Vaccine-modified measles in previously immunized children in Accra, Ghana: clinical, virological and serological parameters

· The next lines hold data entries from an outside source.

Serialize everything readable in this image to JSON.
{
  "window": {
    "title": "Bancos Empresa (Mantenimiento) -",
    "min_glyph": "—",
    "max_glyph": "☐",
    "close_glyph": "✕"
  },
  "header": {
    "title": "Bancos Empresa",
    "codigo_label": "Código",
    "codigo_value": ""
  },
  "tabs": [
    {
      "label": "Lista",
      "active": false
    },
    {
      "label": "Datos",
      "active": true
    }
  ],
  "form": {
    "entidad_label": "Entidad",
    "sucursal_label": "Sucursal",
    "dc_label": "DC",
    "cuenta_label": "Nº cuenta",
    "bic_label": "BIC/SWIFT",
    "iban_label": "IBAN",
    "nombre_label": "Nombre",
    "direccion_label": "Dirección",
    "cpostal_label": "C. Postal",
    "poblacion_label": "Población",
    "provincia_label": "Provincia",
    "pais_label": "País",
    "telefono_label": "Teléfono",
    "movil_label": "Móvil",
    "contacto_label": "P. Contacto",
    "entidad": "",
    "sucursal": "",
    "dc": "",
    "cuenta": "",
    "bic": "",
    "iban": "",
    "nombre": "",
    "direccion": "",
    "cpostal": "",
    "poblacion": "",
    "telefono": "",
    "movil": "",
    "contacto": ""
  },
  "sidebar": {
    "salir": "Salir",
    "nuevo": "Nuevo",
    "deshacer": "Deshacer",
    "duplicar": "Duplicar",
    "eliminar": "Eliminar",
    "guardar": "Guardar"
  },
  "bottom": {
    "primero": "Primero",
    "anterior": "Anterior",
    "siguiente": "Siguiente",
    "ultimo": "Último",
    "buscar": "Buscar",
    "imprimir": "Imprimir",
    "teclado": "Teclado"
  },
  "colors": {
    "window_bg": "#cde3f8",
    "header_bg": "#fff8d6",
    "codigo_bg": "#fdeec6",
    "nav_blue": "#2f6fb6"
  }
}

Abstract:Despite rapidly increasing measles immunization coverage, epidemics of measles occurred from January to March 2000 in some parts of Accra, the capital of Ghana. 44 cases of acute measles were diagnosed at three health facilities during the outbreaks, which we examined clinically and serologically. The peak incidence occurred among 6–12-year-olds, clinical symptoms were milder than the typical symptoms of measles, and fever was significantly less common. None of the cases developed complications and all recovered completely. Thirty-eight (86.4%) were tested serologically; IgM antibodies were detected in 73.7% and IgG antibodies in 84.2% during the acute phase. Milder symptoms in a significant number of cases with measles IgG antibodies suggest that these are vaccine-modified measles, attributable to waning antibodies and low circulation of wild type virus in an area of high vaccine coverage. Serological confirmation will be required for accurate diagnosis, if measles is to be eradicated or kept under control. It also seems likely that multiple dose immunization schedules will be needed in the future to maintain protective antibody levels and to protect children against measles in Ghana. This will eliminate the frequent outbreaks of measles involving immunized children.
Document Type: Research Article
Affiliations: 1: Department of Paediatrics, Chiba University School of Medicine, Chiba, Japan 2: Noguchi Memorial Institute for Medical Research (NMIMR), University of Ghana, Legon, Ghana 3: Mie National Hospital, Mie, Japan
Publication date: 2001-09-01